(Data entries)
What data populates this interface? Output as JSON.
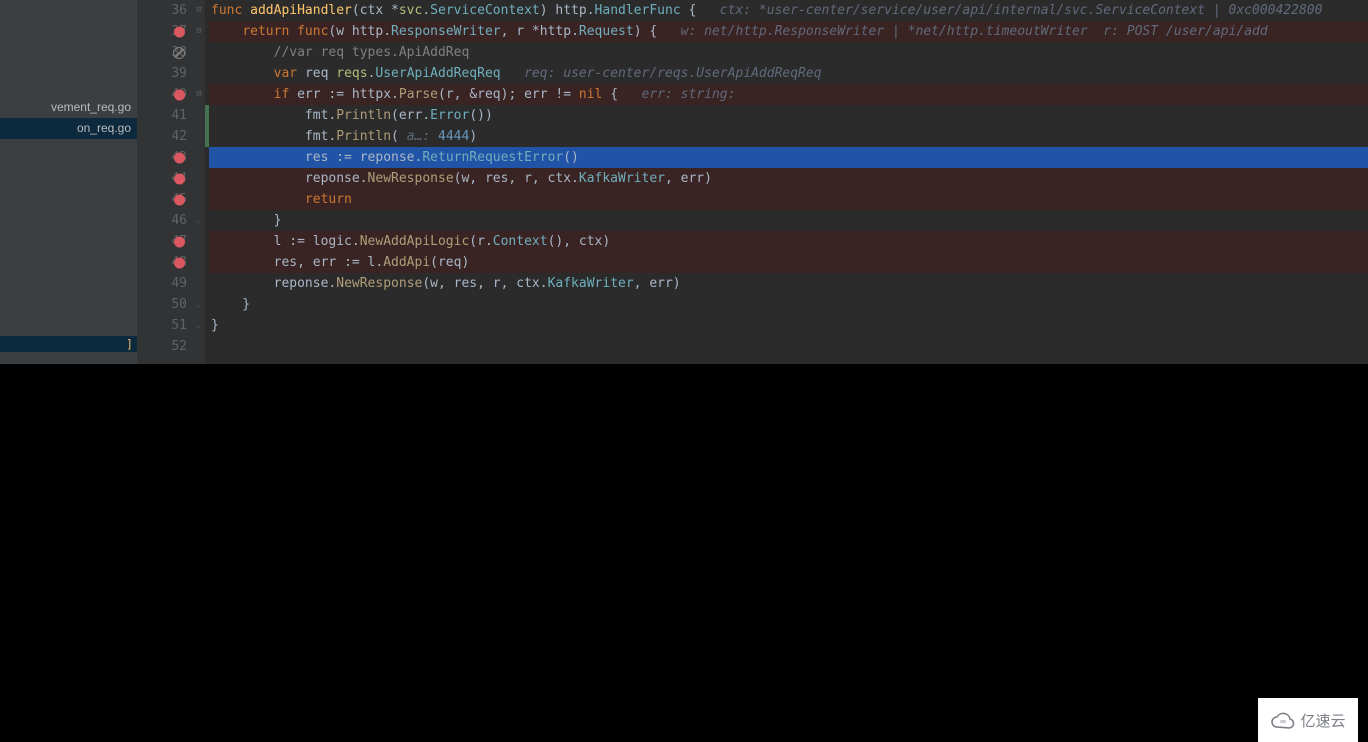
{
  "sidebar": {
    "files": [
      {
        "name": "vement_req.go"
      },
      {
        "name": "on_req.go"
      }
    ],
    "otherLabel": "]"
  },
  "gutter": {
    "start": 36,
    "rows": [
      {
        "n": 36,
        "marker": "none",
        "fold": "open"
      },
      {
        "n": 37,
        "marker": "bp",
        "fold": "open"
      },
      {
        "n": 38,
        "marker": "no",
        "fold": ""
      },
      {
        "n": 39,
        "marker": "none",
        "fold": ""
      },
      {
        "n": 40,
        "marker": "bp",
        "fold": "open"
      },
      {
        "n": 41,
        "marker": "none",
        "fold": ""
      },
      {
        "n": 42,
        "marker": "none",
        "fold": ""
      },
      {
        "n": 43,
        "marker": "bp",
        "fold": ""
      },
      {
        "n": 44,
        "marker": "bp",
        "fold": ""
      },
      {
        "n": 45,
        "marker": "bp",
        "fold": ""
      },
      {
        "n": 46,
        "marker": "none",
        "fold": "close"
      },
      {
        "n": 47,
        "marker": "bp",
        "fold": ""
      },
      {
        "n": 48,
        "marker": "bp",
        "fold": ""
      },
      {
        "n": 49,
        "marker": "none",
        "fold": ""
      },
      {
        "n": 50,
        "marker": "none",
        "fold": "close"
      },
      {
        "n": 51,
        "marker": "none",
        "fold": "close"
      },
      {
        "n": 52,
        "marker": "none",
        "fold": ""
      }
    ]
  },
  "code": {
    "lines": [
      {
        "bp": false,
        "exec": false,
        "tokens": [
          {
            "t": "func ",
            "c": "kw"
          },
          {
            "t": "addApiHandler",
            "c": "fnname"
          },
          {
            "t": "(ctx *",
            "c": "op"
          },
          {
            "t": "svc",
            "c": "pkg"
          },
          {
            "t": ".",
            "c": "op"
          },
          {
            "t": "ServiceContext",
            "c": "type"
          },
          {
            "t": ") ",
            "c": "op"
          },
          {
            "t": "http",
            "c": "pkg2"
          },
          {
            "t": ".",
            "c": "op"
          },
          {
            "t": "HandlerFunc",
            "c": "type"
          },
          {
            "t": " {   ",
            "c": "op"
          },
          {
            "t": "ctx: *user-center/service/user/api/internal/svc.ServiceContext | 0xc000422800",
            "c": "hint"
          }
        ]
      },
      {
        "bp": true,
        "exec": false,
        "tokens": [
          {
            "t": "    ",
            "c": "op"
          },
          {
            "t": "return func",
            "c": "kw"
          },
          {
            "t": "(w ",
            "c": "op"
          },
          {
            "t": "http",
            "c": "pkg2"
          },
          {
            "t": ".",
            "c": "op"
          },
          {
            "t": "ResponseWriter",
            "c": "type"
          },
          {
            "t": ", r *",
            "c": "op"
          },
          {
            "t": "http",
            "c": "pkg2"
          },
          {
            "t": ".",
            "c": "op"
          },
          {
            "t": "Request",
            "c": "type"
          },
          {
            "t": ") {   ",
            "c": "op"
          },
          {
            "t": "w: net/http.ResponseWriter | *net/http.timeoutWriter  r: POST /user/api/add",
            "c": "hint"
          }
        ]
      },
      {
        "bp": false,
        "exec": false,
        "tokens": [
          {
            "t": "        ",
            "c": "op"
          },
          {
            "t": "//var req types.ApiAddReq",
            "c": "cmt"
          }
        ]
      },
      {
        "bp": false,
        "exec": false,
        "tokens": [
          {
            "t": "        ",
            "c": "op"
          },
          {
            "t": "var ",
            "c": "kw"
          },
          {
            "t": "req ",
            "c": "ident"
          },
          {
            "t": "reqs",
            "c": "pkg"
          },
          {
            "t": ".",
            "c": "op"
          },
          {
            "t": "UserApiAddReqReq",
            "c": "type"
          },
          {
            "t": "   ",
            "c": "op"
          },
          {
            "t": "req: user-center/reqs.UserApiAddReqReq",
            "c": "hint"
          }
        ]
      },
      {
        "bp": true,
        "exec": false,
        "tokens": [
          {
            "t": "        ",
            "c": "op"
          },
          {
            "t": "if ",
            "c": "kw"
          },
          {
            "t": "err := ",
            "c": "ident"
          },
          {
            "t": "httpx",
            "c": "pkg2"
          },
          {
            "t": ".",
            "c": "op"
          },
          {
            "t": "Parse",
            "c": "call"
          },
          {
            "t": "(r, &req); err != ",
            "c": "ident"
          },
          {
            "t": "nil",
            "c": "kw"
          },
          {
            "t": " {   ",
            "c": "op"
          },
          {
            "t": "err: string:",
            "c": "hint"
          }
        ]
      },
      {
        "bp": false,
        "exec": false,
        "tokens": [
          {
            "t": "            ",
            "c": "op"
          },
          {
            "t": "fmt",
            "c": "pkg2"
          },
          {
            "t": ".",
            "c": "op"
          },
          {
            "t": "Println",
            "c": "call"
          },
          {
            "t": "(err.",
            "c": "ident"
          },
          {
            "t": "Error",
            "c": "type"
          },
          {
            "t": "())",
            "c": "op"
          }
        ]
      },
      {
        "bp": false,
        "exec": false,
        "tokens": [
          {
            "t": "            ",
            "c": "op"
          },
          {
            "t": "fmt",
            "c": "pkg2"
          },
          {
            "t": ".",
            "c": "op"
          },
          {
            "t": "Println",
            "c": "call"
          },
          {
            "t": "( ",
            "c": "op"
          },
          {
            "t": "a…: ",
            "c": "hint"
          },
          {
            "t": "4444",
            "c": "num"
          },
          {
            "t": ")",
            "c": "op"
          }
        ]
      },
      {
        "bp": true,
        "exec": true,
        "tokens": [
          {
            "t": "            res := ",
            "c": "ident"
          },
          {
            "t": "reponse",
            "c": "pkg2"
          },
          {
            "t": ".",
            "c": "op"
          },
          {
            "t": "ReturnRequestError",
            "c": "type"
          },
          {
            "t": "()",
            "c": "op"
          }
        ]
      },
      {
        "bp": true,
        "exec": false,
        "tokens": [
          {
            "t": "            ",
            "c": "op"
          },
          {
            "t": "reponse",
            "c": "pkg2"
          },
          {
            "t": ".",
            "c": "op"
          },
          {
            "t": "NewResponse",
            "c": "call"
          },
          {
            "t": "(w, res, r, ctx.",
            "c": "ident"
          },
          {
            "t": "KafkaWriter",
            "c": "type"
          },
          {
            "t": ", err)",
            "c": "ident"
          }
        ]
      },
      {
        "bp": true,
        "exec": false,
        "tokens": [
          {
            "t": "            ",
            "c": "op"
          },
          {
            "t": "return",
            "c": "kw"
          }
        ]
      },
      {
        "bp": false,
        "exec": false,
        "tokens": [
          {
            "t": "        }",
            "c": "op"
          }
        ]
      },
      {
        "bp": true,
        "exec": false,
        "tokens": [
          {
            "t": "        l := ",
            "c": "ident"
          },
          {
            "t": "logic",
            "c": "pkg2"
          },
          {
            "t": ".",
            "c": "op"
          },
          {
            "t": "NewAddApiLogic",
            "c": "call"
          },
          {
            "t": "(r.",
            "c": "ident"
          },
          {
            "t": "Context",
            "c": "type"
          },
          {
            "t": "(), ctx)",
            "c": "ident"
          }
        ]
      },
      {
        "bp": true,
        "exec": false,
        "tokens": [
          {
            "t": "        res, err := l.",
            "c": "ident"
          },
          {
            "t": "AddApi",
            "c": "call"
          },
          {
            "t": "(req)",
            "c": "ident"
          }
        ]
      },
      {
        "bp": false,
        "exec": false,
        "tokens": [
          {
            "t": "        ",
            "c": "op"
          },
          {
            "t": "reponse",
            "c": "pkg2"
          },
          {
            "t": ".",
            "c": "op"
          },
          {
            "t": "NewResponse",
            "c": "call"
          },
          {
            "t": "(w, res, r, ctx.",
            "c": "ident"
          },
          {
            "t": "KafkaWriter",
            "c": "type"
          },
          {
            "t": ", err)",
            "c": "ident"
          }
        ]
      },
      {
        "bp": false,
        "exec": false,
        "tokens": [
          {
            "t": "    }",
            "c": "op"
          }
        ]
      },
      {
        "bp": false,
        "exec": false,
        "tokens": [
          {
            "t": "}",
            "c": "op"
          }
        ]
      },
      {
        "bp": false,
        "exec": false,
        "tokens": [
          {
            "t": "",
            "c": "op"
          }
        ]
      }
    ]
  },
  "watermark": {
    "text": "亿速云"
  }
}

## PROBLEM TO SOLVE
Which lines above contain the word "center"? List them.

## TASK OUTPUT
            "t": "ctx: *user-center/service/user/api/internal/svc.ServiceContext | 0xc000422800",
            "t": "req: user-center/reqs.UserApiAddReqReq",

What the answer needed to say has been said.